Clinical Neuroscience

[Myasthenia in a patient with sarcoidosis and schizophrenia (in English language)]

RÓZSA Csilla, KIS Gábor, KOMOLY Sámuel

[A 44-year-old male patient was hospitalised with paranoid schizophrenia in 1985. Depot neuroleptic treatment was started which successfully prevented further psychotic relapses for the next ten years. His myasthenia gravis started with bulbar signs in 1997 and the symptoms soon became generalized. The diagnosis of myasthenia gravis was confirmed by electromyography, by positive anticholinesterase test and by the detection of anti-acetylcholine receptor antibodies in the serum. Mediastinal CT examination showed enlarged hilar lymph nodes on the left but no thymic pathology was observed. Mediastinoscopy was performed and biopsies were obtained from the affected nodes. Histology revealed sarcoidosis.

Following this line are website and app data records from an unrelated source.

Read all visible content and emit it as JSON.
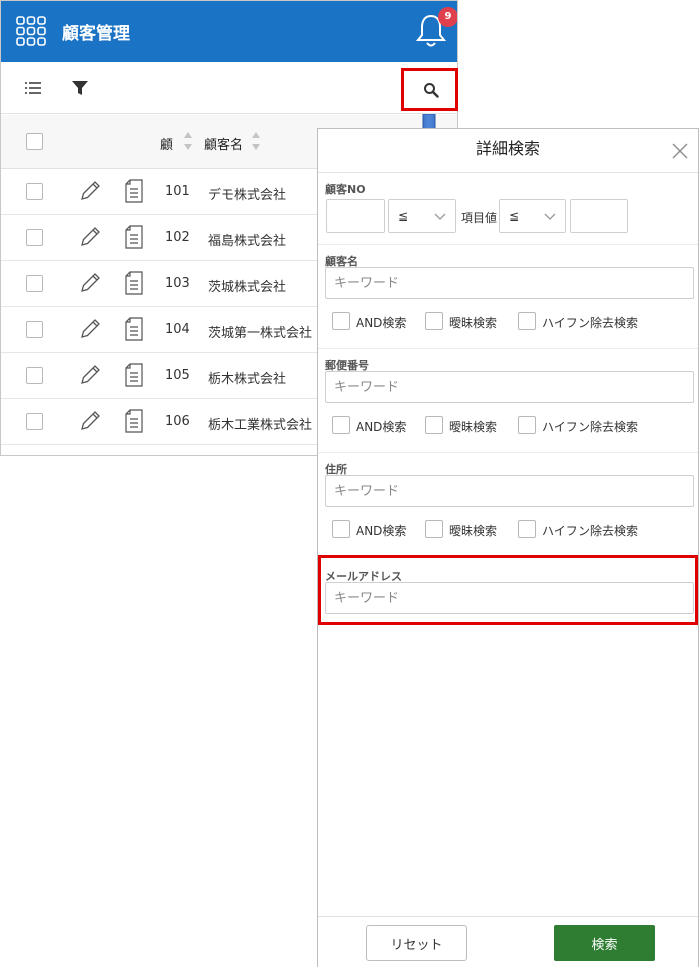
{
  "app": {
    "title": "顧客管理",
    "notification_count": "9",
    "accent": "#1a73c4"
  },
  "table": {
    "headers": {
      "no": "顧",
      "name": "顧客名"
    },
    "rows": [
      {
        "no": "101",
        "name": "デモ株式会社"
      },
      {
        "no": "102",
        "name": "福島株式会社"
      },
      {
        "no": "103",
        "name": "茨城株式会社"
      },
      {
        "no": "104",
        "name": "茨城第一株式会社"
      },
      {
        "no": "105",
        "name": "栃木株式会社"
      },
      {
        "no": "106",
        "name": "栃木工業株式会社"
      }
    ]
  },
  "search_panel": {
    "title": "詳細検索",
    "customer_no": {
      "label": "顧客NO",
      "op1": "≦",
      "mid_label": "項目値",
      "op2": "≦"
    },
    "customer_name": {
      "label": "顧客名",
      "placeholder": "キーワード"
    },
    "postal_code": {
      "label": "郵便番号",
      "placeholder": "キーワード"
    },
    "address": {
      "label": "住所",
      "placeholder": "キーワード"
    },
    "email": {
      "label": "メールアドレス",
      "placeholder": "キーワード"
    },
    "options": {
      "and": "AND検索",
      "fuzzy": "曖昧検索",
      "hyphen": "ハイフン除去検索"
    },
    "reset_label": "リセット",
    "search_label": "検索",
    "search_color": "#2e7d32"
  }
}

The patient suffered respiratory crisis following the thoracic intervention (in September 1998). Combined oral corticosteroid (64 mg methylprednisolone/e.o.d.) and azathioprine (150 mg/day) treatment regimen was initiated and complete remission took place in both the myasthenic symptoms and the sarcoidosis. The follow-up CT scans showed no mediastinal pathology (January 2000). During steroid treatment a transient psychotic relapse occured which was successfully managed by supplemental haloperidol medication added to his regular depot neuroleptics. The patient currently takes 150 mg/day azathioprine and receives 40 mg/month flupentixol depot im. His physical and mental status are stable and he has been completely symptome free in the last 24 months. The association of myasthenia gravis and sarcoidosis is very rare. To our best knowledge no case has been reported of a patient suffering from myasthenia gravis, sarcoidosis, and schizophrenia at the same time.]

Clinical Neuroscience

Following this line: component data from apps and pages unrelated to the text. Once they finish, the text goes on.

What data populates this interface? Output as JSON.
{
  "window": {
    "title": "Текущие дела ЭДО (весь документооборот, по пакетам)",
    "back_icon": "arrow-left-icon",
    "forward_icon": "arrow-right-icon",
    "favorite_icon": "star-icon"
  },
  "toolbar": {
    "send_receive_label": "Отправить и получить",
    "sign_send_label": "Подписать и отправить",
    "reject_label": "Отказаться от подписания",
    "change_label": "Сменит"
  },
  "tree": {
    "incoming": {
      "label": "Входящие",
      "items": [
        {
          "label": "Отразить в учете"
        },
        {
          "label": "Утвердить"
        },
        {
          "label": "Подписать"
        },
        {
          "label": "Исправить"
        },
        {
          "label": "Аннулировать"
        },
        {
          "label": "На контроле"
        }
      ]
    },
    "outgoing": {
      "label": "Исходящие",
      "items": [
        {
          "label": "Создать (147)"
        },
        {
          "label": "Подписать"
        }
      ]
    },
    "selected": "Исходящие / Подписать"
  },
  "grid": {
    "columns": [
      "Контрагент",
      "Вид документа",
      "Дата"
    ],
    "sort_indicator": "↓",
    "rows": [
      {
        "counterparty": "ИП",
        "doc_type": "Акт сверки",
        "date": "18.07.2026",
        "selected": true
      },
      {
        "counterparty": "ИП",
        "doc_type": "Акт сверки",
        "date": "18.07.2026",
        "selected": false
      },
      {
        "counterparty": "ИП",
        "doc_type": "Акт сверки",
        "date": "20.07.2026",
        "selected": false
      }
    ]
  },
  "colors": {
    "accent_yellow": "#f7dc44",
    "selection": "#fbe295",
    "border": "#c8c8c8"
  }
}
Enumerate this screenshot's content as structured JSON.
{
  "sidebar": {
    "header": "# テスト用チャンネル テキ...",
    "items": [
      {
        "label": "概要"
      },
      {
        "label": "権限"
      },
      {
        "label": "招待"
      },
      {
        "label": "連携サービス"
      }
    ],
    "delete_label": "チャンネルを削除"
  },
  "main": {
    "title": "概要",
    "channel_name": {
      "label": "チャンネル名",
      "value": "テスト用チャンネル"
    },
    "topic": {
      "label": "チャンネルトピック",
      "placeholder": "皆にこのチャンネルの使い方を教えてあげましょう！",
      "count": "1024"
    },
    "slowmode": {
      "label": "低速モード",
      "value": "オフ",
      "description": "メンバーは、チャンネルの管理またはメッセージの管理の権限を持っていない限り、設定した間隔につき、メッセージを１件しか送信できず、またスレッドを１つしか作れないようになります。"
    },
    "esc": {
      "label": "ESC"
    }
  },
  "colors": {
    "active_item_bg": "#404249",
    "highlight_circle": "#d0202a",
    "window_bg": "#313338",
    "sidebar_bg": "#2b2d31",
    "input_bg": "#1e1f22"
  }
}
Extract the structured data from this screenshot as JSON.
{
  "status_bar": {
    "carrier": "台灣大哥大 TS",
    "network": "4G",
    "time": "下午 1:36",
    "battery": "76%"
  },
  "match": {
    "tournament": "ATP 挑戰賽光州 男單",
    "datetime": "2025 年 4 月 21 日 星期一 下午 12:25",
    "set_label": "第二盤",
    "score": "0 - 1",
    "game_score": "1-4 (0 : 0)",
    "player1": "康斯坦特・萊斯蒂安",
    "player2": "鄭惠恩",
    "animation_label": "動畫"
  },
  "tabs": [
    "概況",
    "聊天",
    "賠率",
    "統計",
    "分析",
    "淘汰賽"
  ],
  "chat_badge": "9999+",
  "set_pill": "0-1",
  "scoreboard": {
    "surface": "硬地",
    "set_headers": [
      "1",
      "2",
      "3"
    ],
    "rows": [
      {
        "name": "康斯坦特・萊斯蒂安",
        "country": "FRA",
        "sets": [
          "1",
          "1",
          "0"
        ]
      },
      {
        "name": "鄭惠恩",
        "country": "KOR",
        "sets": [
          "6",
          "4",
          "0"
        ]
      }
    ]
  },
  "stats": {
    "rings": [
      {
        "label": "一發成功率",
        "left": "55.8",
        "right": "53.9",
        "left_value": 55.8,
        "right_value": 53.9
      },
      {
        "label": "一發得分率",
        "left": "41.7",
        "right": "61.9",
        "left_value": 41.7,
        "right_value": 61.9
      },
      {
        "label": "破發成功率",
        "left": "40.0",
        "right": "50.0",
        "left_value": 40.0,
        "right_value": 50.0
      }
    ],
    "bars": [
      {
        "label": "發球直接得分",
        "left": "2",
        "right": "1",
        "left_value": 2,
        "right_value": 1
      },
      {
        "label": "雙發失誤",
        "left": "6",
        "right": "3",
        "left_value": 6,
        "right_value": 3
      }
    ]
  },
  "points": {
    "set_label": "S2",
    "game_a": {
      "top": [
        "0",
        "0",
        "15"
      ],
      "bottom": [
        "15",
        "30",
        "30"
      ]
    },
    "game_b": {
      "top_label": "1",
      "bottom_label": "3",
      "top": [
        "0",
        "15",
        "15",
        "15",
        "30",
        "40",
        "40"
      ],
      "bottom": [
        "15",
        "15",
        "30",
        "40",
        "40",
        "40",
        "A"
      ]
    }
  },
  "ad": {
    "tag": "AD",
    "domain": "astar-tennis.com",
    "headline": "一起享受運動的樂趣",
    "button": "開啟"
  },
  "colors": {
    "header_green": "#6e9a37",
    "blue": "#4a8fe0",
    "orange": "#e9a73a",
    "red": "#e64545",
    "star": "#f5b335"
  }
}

Association of anterior thoracic meningocele and azygos lobe of the lung

DENIZ Ersay Fatih, SENAYLI Atilla, BICAKCI Ünal

Here we report an anterior thoracic meningocele case. Twoyears- old female patient was presented with kyphosis. Azygos lobe of the lung was also demonstrated during radiological studies. Posterolateral thoracotomy incision and extralpeural approach was performed for excision of the anterior meningocele to untether the cord. Although both anomalies are related to faulty embryogenesis and it is well known that faulty embryogenesis may also reveal coexisting abnormalities, we could not speculate a common mechanism for anterior thoracic meningocele and azygos lobe of the lung association.

Clinical Neuroscience



[Two cases of uncommon manifestation of central nervous system sarcoidosis are reported. A 42 year-old man had a spinal cord sarcoidosis. MRI of the spinal cord showed myelopathy in the cervico-thoracic region, and the T2-weighted image showed increasing signal intensity. Neurological symptoms did not correllate with radiological abnormalities. Neurological manifestation was paucisymptomatic. Half a year later steroid and azatioprin therapy led to almost complet radiological and clinical regression. In the second case we present a 49 year-old woman who had left side internuclear ophthalmoplegia and the brainstem lesion. The patient was proven to have sarcoidosis. In this case no abnormalities were found in brain MRI. Neurological symptoms could not be detected by MRI, probably caused by brainstem parenchymal lesions consisting of microgranulomatosis that is sarcoid "brainstem encephalitis". Neurological symptoms improved after steroid treatment in this case too. In both of the cases pulmonary lymphadenopathy helped to diagnose sarcoidosis. In our cases there were interesting correllations between neurological symptoms and MRI abnormalities. At the spinal cord sarcoidosis the radiological abnormalities were more striking than the clinical manifestation. In the other case we found distinct brainstem symptoms but could not detect MRI abnormalities.]